A few days ago, I asked our social media followers what they thought we used our two new goldfish for, and got some amazing answers! Funnily enough, the inspiration for getting goldfish was from an episode of Peaky Blinders where there were goldfish in the water troughs of the racehorses. After looking up this intriguing practice, I found out it's a long standing traveller tradition to keep goldfish in horse bowls as they "keep the levels of hair algae down". I like to test things out for myself, so I'm yet to investigate this by calculating if I clean the trough less nowadays!
Most fish owners feed their fish the commercial fish food available in most pet shops. I was going to buy this, but first I checked what was in it. Unfortunately, like most commercial food items that are sold to us, it is full of unwanted chemicals. For example, fish food contains nitrates which actually pollute the water and help algae to grow (the exact thing I'm trying to reduce here! Nitrates are also one of the reasons that fish tanks need a filter). I didn't want any potentially harmful chemicals in the horse's water, so I came to the conclusion that, in classic Willowbrook fashion, I would have to find a sustainable alternative. I researched how people keep fish in ponds (and in horse troughs,) in an environmentally friendly way.

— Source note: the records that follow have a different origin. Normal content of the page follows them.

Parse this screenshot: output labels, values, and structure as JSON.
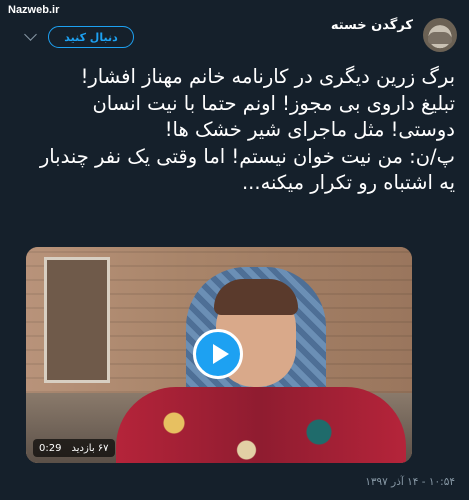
{
  "watermark": "Nazweb.ir",
  "tweet": {
    "username": "کرگدن خسته",
    "handle": "",
    "follow_label": "دنبال کنید",
    "text_lines": [
      "برگ زرین دیگری در کارنامه خانم مهناز افشار!",
      "تبلیغ داروی بی مجوز! اونم حتما با نیت انسان دوستی! مثل ماجرای شیر خشک ها!",
      "پ/ن: من نیت خوان نیستم! اما وقتی یک نفر چندبار یه اشتباه رو تکرار میکنه..."
    ],
    "video": {
      "duration": "0:29",
      "views": "۶۷ بازدید"
    },
    "timestamp": "۱۰:۵۴ - ۱۴ آذر ۱۳۹۷"
  },
  "icons": {
    "avatar": "rhino-avatar",
    "menu": "chevron-down-icon",
    "play": "play-icon"
  },
  "colors": {
    "background": "#15202b",
    "accent": "#1da1f2",
    "secondary_text": "#8899a6"
  }
}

What I found
Goldfish eat a variety of vegetables and insects. We have lots of insects naturally in the house, so no issues in finding them on a farm! As for vegetables, goldfish can eat a surprising variety from kale to cucumber to peas. If there's ever spare vegetables suitable for them from our dinners, or Adam's vegetable patch, l put a small handful into their trough.
Otherwise, the resourceful fish eat the grass which falls in the tank when the horses drink from it, along with mosquito larvae and other bugs. It's beneficial that they eat the mosquito larvae, as the horses are often troubled by mosquitoes. The codependency of these two oddly paired species goes further: By drinking the water daily, the horses "pump" out the old water which takes out the ammonia from the fish's waste. As we have an automatic refill trough hooked up to our water system on the farm, fed by our well (which is not chlorinated), it refills itself and even oxygenates the water.
The Best Bit
So, I can leave the trough for days and the fish will be fed, their water filtered and oxygenated and there will be a few less mosquitoes in the field with the horses - all without me doing a thing! I do, of course, check them regularly to give them a handful of veg or worms on a particularly rainy or windy day when mosquitos won't be landing in their trough.
Another plus - the horses act as bodyguards protecting the fish from nosy cats and predators too scared to approach them! Much to the disappointment of our two farm cats.